Established in 1994, the Green Award Foundation certifies shipping companies that operate to especially high safety and environmental standards. Monetary constraints mean many shipowners struggle to meet the strictest of regulations. However, by offering financial incentives, the Green Award makes going the extra mile an economically attractive option.
Ships holding the award receive a considerable reduction in port fees at locations around the world—from Canada and Argentina to Japan and New Zealand. Additionally, several government institutions and private companies offer discounts on various products and services that help make vessels safer and greener.
The certification procedure
The scheme is open to oil and chemical tankers, liquefied natural gas and liquefied petroleum gas carriers, container ships and bulkers, and inland navigation vessels. To obtain certification, shipping companies must first submit an application to the Bureau Green Award. The Bureau reviews the documents and carries out an audit at the shipowner’s office. Should the company’s management practices conform to Green Award requirements, it will receive a Green Award Office Certificate.
Finally, a survey of the ship itself takes place. If the vessel meets the certifying body’s high standards, it will receive its award. The certificate is valid for three years, subject to annual verification. Some events, such as a pollution incident, could lead to a vessel losing its certificate. This, however, depends on the cause of the incident, the follow-up, and the corrective measures taken to prevent reoccurrence.
Meeting the requirements
The Green Award’s requirements fall into two main categories: safety and environment. To comply with its safety standards, shipowners need to prove that their vessel is seaworthy and well maintained. They must have programs in place for condition assessment, crew training, and quality management. All ships require reliable navigation systems and well-looked-after mooring rope, while double-hulled tankers also require gas monitoring systems. Furthermore, owners of cargo ships must be able to demonstrate safe bunkering operations.
Meanwhile, adhering to the award’s environmental requirements means controlling exhaust emissions, managing waste, using antifouling systems, and ensuring that water ballast is properly treated. Aside from employing these measures—which are particularly important when navigating in sensitive areas—companies also have to demonstrate sustainable ship-breaking practices.
A helping hand
There are several solutions available that can help shipping companies achieve Green Award certification. For example, the Lincoln wire rope lubrication system increases safety in two ways. By providing effective lubrication, it helps prevent corrosion in wire ropes, making them far less likely to snap and cause an accident. And since the technology is automatic, it eliminates the need for manual greasing and thereby decreases the risk of injury. Moreover, its efficient use of lubricant means it is less harmful to the environment.
Another valuable solution is SKF BlueMon, an easy-to-use system that allows shipowners to store and visualize emission data from multiple sources. It tracks a vessel’s route and shows which rules apply in each area it enters. This helps companies conform to environmental standards wherever their ships are operating. What’s more, the technology can automatically adjust valves to control emissions. As well as benefitting the environment, this increases safety by reducing manual labor.

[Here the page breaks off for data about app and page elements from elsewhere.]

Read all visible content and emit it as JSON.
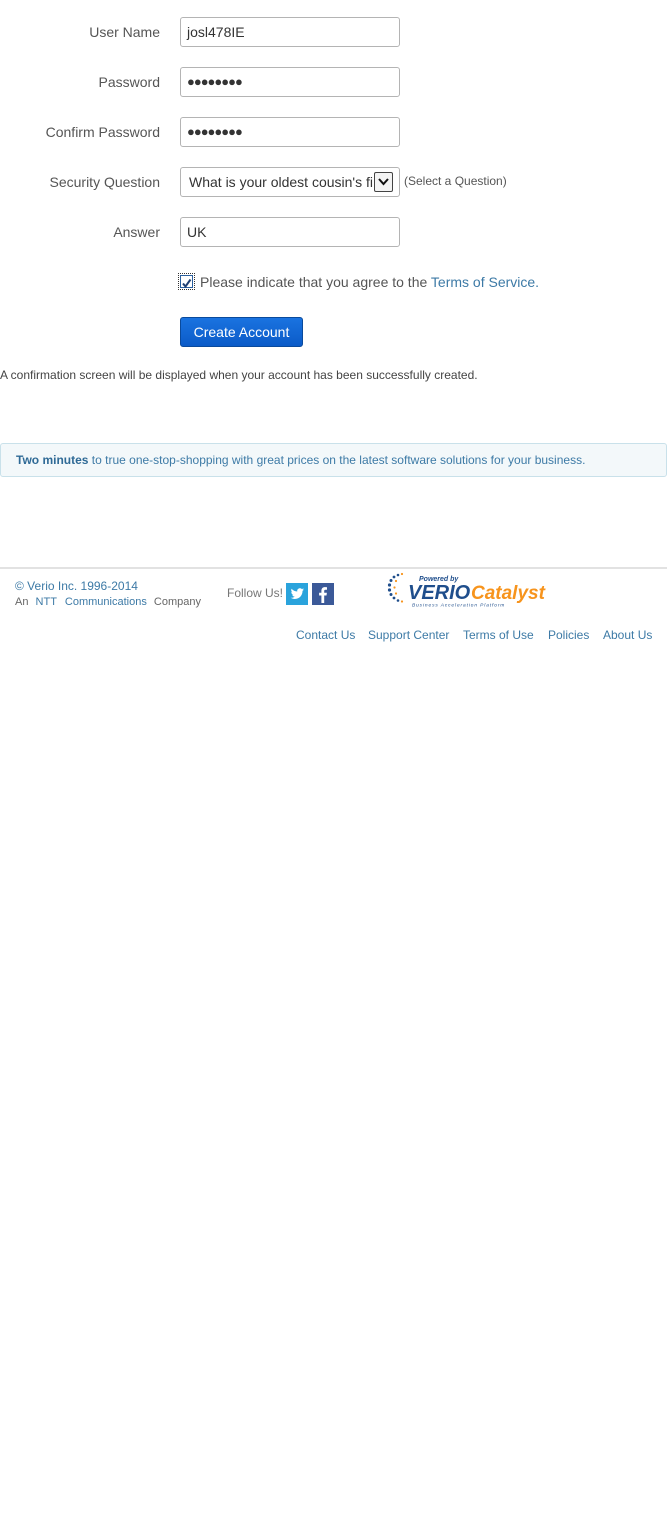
{
  "form": {
    "username": {
      "label": "User Name",
      "value": "josl478IE"
    },
    "password": {
      "label": "Password",
      "value": "●●●●●●●●"
    },
    "confirm_password": {
      "label": "Confirm Password",
      "value": "●●●●●●●●"
    },
    "security_question": {
      "label": "Security Question",
      "selected": "What is your oldest cousin's first name?",
      "hint": "(Select a Question)"
    },
    "answer": {
      "label": "Answer",
      "value": "UK"
    },
    "terms": {
      "checked": true,
      "text": "Please indicate that you agree to the",
      "link_text": "Terms of Service."
    },
    "submit_label": "Create Account",
    "confirmation_note": "A confirmation screen will be displayed when your account has been successfully created."
  },
  "promo": {
    "bold": "Two minutes",
    "text": "to true one-stop-shopping with great prices on the latest software solutions for your business."
  },
  "footer": {
    "copyright": "© Verio Inc. 1996-2014",
    "company_prefix": "An",
    "company_ntt": "NTT",
    "company_comm": "Communications",
    "company_suffix": "Company",
    "follow_label": "Follow Us!",
    "logo": {
      "powered_by": "Powered by",
      "brand": "VERIO",
      "product": "Catalyst",
      "tagline": "Business Acceleration Platform"
    },
    "links": [
      "Contact Us",
      "Support Center",
      "Terms of Use",
      "Policies",
      "About Us"
    ]
  },
  "colors": {
    "link": "#3d7aa6",
    "button": "#0b5bc8",
    "twitter": "#2aa3dc",
    "facebook": "#3b5998",
    "logo_orange": "#f7941d",
    "logo_blue": "#1f4e8c"
  },
  "icons": [
    "chevron-down-icon",
    "checkmark-icon",
    "twitter-icon",
    "facebook-icon"
  ]
}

As shipping regulations become increasingly strict, shipowners are forced to improve the safety and reduce the environmental impact of their vessels. However, avoiding fines for non-compliance is not the only incentive for responsible shipping practices; the Green Award Foundation rewards them with financial benefits. By achieving certification, shipping companies boost their reputation and play their part in ensuring a safer, greener future for the maritime industry.